However, as provided above, employers should note the other legal issues involved in incentive and should discuss the design of the incentive program with counsel before implementing the program and providing the incentives to employees.
LCW is closely monitoring legal developments related to the COVID-19 public health emergency, including updates from EEOC and other federal and state authorities. For additional information and the latest updates, visit: https://www.lcwlegal.com/responding-to-COVID-19.
 EEOC “What You Should Know about COVID-19 and the ADA, the Rehabilitation Act, and Other EEO Laws”, K.1.-21. https://www.eeoc.gov/wysk/what-you-should-know-about-covid-19-and-ada-rehabilitation-act-and-other-eeo-laws (Last updated May 28, 2021.) As with all employment policies, employers that adopt a vaccine requirement should be prepared to respond to allegations that the policy has a disparate impact on (i.e., results in the disproportionate exclusion from the workplace) of certain employees or groups of employees based on their protected classification (e.g., race, color, religion, sex, or national origin (under Title VII of the Civil Rights Act of 1964) or age (under the Age Discrimination in Employment Act) (for employees age 40 and above)). Employers should be mindful that due to the fact that some groups face increased barriers to receiving a COVID-19 vaccination relative to others, employees in such groups may be more likely to be negatively impacted by a vaccination requirement.
 The EEOC limited the scope of the guidance to EEO laws under its jurisdiction, and provided the following with respect to its guidance concerning COVID-19 vaccines: “The EEOC has received many inquiries from employers and employees about the type of authorization granted by the U.S. Department of Health and Human Services (HHS) Food and Drug Administration (FDA) for the administration of three COVID-19 vaccines.

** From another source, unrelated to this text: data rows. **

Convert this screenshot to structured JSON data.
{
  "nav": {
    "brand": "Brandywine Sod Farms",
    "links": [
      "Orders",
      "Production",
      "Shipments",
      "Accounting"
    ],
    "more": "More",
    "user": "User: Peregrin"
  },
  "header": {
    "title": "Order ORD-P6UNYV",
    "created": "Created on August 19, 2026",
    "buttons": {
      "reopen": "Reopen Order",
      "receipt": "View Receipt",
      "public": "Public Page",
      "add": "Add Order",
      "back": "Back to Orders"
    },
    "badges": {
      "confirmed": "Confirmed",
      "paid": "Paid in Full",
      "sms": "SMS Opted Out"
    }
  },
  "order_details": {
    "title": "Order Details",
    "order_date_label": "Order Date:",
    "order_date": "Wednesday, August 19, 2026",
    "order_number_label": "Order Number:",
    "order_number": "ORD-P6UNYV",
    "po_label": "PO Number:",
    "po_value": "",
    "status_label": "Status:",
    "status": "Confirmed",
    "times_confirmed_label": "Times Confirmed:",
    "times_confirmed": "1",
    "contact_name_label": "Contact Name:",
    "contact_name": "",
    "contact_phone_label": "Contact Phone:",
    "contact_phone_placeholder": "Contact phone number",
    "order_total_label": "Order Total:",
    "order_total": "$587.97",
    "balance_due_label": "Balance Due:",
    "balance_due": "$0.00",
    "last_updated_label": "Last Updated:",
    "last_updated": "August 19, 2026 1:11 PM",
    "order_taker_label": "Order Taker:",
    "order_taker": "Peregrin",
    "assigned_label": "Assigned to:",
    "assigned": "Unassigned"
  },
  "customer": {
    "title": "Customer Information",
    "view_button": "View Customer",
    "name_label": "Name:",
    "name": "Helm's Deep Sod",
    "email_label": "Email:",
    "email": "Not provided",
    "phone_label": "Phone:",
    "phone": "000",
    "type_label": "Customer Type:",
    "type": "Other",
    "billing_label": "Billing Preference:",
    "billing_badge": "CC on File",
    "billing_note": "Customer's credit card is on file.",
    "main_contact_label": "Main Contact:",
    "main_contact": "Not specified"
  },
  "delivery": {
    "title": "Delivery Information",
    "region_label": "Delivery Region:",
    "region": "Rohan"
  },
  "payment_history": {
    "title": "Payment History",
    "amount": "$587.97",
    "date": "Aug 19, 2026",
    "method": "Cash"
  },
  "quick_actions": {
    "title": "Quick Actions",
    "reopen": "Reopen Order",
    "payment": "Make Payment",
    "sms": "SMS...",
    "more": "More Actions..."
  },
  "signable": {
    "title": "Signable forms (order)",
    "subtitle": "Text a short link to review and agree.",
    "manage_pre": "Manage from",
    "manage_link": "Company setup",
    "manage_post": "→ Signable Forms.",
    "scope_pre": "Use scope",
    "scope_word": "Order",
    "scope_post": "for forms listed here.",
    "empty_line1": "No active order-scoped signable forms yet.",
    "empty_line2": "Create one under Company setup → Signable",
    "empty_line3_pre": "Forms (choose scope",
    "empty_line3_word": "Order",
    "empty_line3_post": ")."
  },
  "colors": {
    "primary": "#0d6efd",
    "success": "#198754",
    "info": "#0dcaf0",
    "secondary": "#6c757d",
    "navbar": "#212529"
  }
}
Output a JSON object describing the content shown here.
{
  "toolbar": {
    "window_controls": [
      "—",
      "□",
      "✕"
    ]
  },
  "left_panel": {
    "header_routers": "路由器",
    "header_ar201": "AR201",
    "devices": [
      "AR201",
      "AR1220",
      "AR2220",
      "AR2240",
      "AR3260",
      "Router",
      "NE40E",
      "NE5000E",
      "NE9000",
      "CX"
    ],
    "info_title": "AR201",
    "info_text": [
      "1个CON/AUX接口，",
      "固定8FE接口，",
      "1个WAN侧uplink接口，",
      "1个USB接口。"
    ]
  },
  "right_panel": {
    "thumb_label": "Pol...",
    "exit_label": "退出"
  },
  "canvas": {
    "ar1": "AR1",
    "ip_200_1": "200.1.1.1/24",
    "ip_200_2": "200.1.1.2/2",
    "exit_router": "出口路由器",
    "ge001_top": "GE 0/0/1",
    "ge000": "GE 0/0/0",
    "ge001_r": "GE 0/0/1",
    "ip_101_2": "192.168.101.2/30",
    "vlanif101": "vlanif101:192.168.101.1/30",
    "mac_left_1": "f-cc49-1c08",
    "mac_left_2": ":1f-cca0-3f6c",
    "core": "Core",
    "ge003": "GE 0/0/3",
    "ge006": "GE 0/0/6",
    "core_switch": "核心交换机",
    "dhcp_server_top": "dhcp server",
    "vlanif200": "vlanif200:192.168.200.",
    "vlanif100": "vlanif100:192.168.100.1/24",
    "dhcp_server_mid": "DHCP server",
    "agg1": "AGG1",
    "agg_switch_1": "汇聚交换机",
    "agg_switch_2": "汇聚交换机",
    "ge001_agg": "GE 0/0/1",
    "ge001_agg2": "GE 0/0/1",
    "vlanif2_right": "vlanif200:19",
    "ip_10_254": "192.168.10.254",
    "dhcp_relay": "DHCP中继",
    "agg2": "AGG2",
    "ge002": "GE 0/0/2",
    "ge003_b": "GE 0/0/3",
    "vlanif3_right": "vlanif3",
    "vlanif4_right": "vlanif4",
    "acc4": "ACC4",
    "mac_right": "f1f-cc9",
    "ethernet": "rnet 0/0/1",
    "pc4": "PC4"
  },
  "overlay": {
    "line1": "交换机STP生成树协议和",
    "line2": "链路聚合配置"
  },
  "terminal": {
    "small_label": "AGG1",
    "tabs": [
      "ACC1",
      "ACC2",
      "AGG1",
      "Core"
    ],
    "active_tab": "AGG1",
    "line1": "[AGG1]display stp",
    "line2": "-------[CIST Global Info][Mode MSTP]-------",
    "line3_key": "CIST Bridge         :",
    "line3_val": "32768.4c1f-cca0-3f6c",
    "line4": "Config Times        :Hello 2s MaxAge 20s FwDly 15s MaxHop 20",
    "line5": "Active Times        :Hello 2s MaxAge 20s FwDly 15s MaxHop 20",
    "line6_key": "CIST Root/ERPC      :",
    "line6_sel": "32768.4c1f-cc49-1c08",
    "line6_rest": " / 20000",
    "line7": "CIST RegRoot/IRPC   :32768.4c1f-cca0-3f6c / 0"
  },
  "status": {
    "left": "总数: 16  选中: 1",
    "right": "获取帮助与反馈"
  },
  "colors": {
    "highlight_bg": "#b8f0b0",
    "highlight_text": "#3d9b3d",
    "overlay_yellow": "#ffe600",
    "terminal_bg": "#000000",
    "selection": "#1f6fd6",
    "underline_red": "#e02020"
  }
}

These three vaccines were granted Emergency Use Authorizations (EUA) by the FDA. It is beyond the EEOC’s jurisdiction to discuss the legal implications of EUA or the FDA approach. Individuals seeking more information about the legal implications of EUA or the FDA approach to vaccines can visit the FDA’s EUA page. The EEOC’s jurisdiction is limited to the federal EEO laws as noted above.” Id., at K; see also LCW Special Bulletin, “EEOC Updates Guidance Concerning the Permissibility of Requiring COVID-19 Vaccinations”, https://www.lcwlegal.com/news/the-equal-employment-opportunity-commission-eeoc-updates-guidance-concerning-the-permissibility-of-requiring-covid-19-vaccinations/ (Uploaded December 23, 2020.)
 Id., at K.1, K.5.
 Id., at K.5.
 Id., at K.5.
 Id., at K.2.
 Id., at K.6.
 Id., at K.12.
 Id., at K.16-21.
 Id., at K.17.
 Id., at K.17.
 See LCW Identifying and Addressing the Legal Issues Implicated by Voluntary Employer-Sponsored COVID-19 Vaccination Programs” (Uploaded March 4, 2021.) For example, see Penal Code § 319, et seq., concerning restrictions on lotteries.
 EEOC “What You Should Know about COVID-19 and the ADA, the Rehabilitation Act, and Other EEO Laws”, K.4. https://www.eeoc.gov/wysk/what-you-should-know-about-covid-19-and-ada-rehabilitation-act-and-other-eeo-laws (Last updated May 28, 2021.)
 See Civil Code section 56.20.
 See Civil Code section 56.21.
 See EEOC “What You Should Know about COVID-19 and the ADA, the Rehabilitation Act, and Other EEO Laws”, K.9, K.15, K.16, K.18. https://www.eeoc.gov/wysk/what-you-should-know-about-covid-19-and-ada-rehabilitation-act-and-other-eeo-laws (Last updated May 28, 2021.)
 See footnote 12.
This Special Bulletin is published for the benefit of the clients of Liebert Cassidy Whitmore. The information in this Special Bulletin should not be acted upon without professional advice.